“With this suit and a system of elastic bands, explains Dr Marina Barber, a psychologist and coordinator of UDIAT- we achieve patients’ postural alignment and correction. The realignment allows normalising muscle tone and function, as well as re-educating patients on their movement patterns.”

The Therasuit method provides external stabilisation of the trunk that allows movements to be more coordinated and fluid in the upper and lower extremities, also helping to acquire and improve head and trunk control in patients who have little power of the same.

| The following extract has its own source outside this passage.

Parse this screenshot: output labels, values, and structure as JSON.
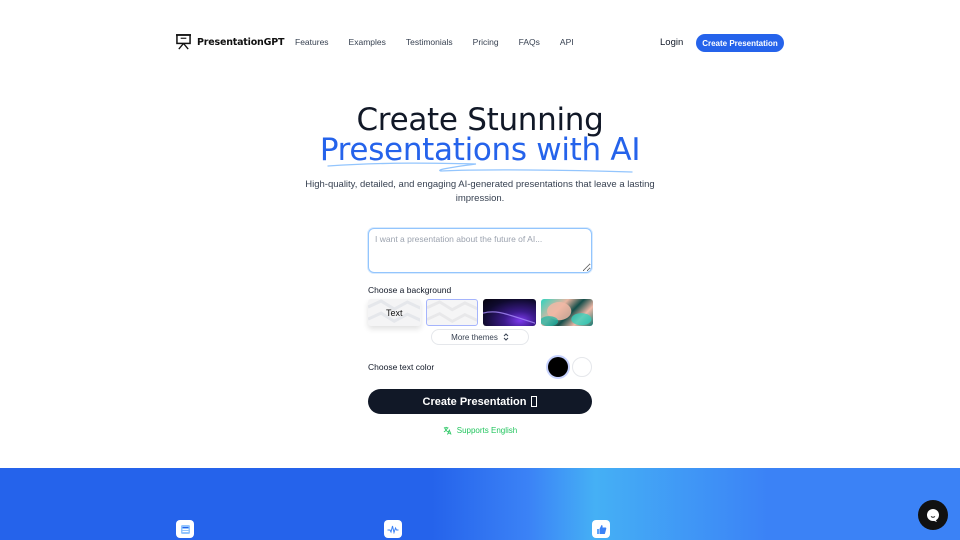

The method was devised by Izabela and Richard Koscielny, two Polish physiotherapists and parents of a daughter with cerebral palsy. The treatment application was developed by Soviet researchers to treat the problems of muscular atrophy suffered by astronauts who spent long periods in space

“The main objectives of this intensive care are the reduction of pathological patterns of movements, increase in muscle strength and endurance, as well as muscle control, coordination and functionality (gait, sedation, etc.),” Dr Barber explains.

The treatment programs available at Vithas Virgen del Mar Hospital consist of 3 hourly sessions a day, 5 days a week, for a period of between 3 and 4 weeks depending on each patient. “We perform an initial assessment from which we draw up an individualised treatment plan, clearly setting up the therapy goals to be met, adapting the treatment to each patient in a completely personalised way”.

Children undergoing treatment sessions at UDIAT now enjoy engaging in new games and activities that they can do with fewer physical effort thanks to the increase in their muscle strength resulting from this intensive daily treatment.

Dr Marina Barber says that “between ropes, rubber bands, balls, sandbags, hoops and other materials, we stimulate children's’ body movements, enabling them to play by nullifying the force of gravity that was previously a serious obstacle for most of them, which was making the normal movements more difficult”.

Stimulation of the vestibular system and proprioception also play a very important role in this treatment since, thanks to the help of the Therasuit, a lot of information is sent to the central nervous system, both about the correct posture and coordinated movements, thus eliminating most compensatory movements and making the specific muscle group work that would otherwise be restricted.

Who can benefit from this method?

Patients suffering from:

  • Infantile Cerebral Palsy (ICP)
  • Developmental Delays
  • Brain Injuries
  • Stroke
  • Ataxia
  • Athetosis
  • Spasticity (increased muscle tone)
  • Hypotony (weak muscle tone)
  • Other neurological disorders

All patients who have followed this intensive treatment have achieved significant improvements in alignment, stability and balance. “Gaining strength in the muscle groups we are working on, according to each case, allows performing smoother and coordinated movements in a faster manner, which leads to more fluid moves with less energy requirement from the child. Through such intensive work, we achieve elements of development that provide our children with greater personal autonomy,” says Dr Barber. “At UDIAT we continue to strive to offer the highest quality of treatment to our children always from a playful point of view because playing is the best way to learn”, she points out.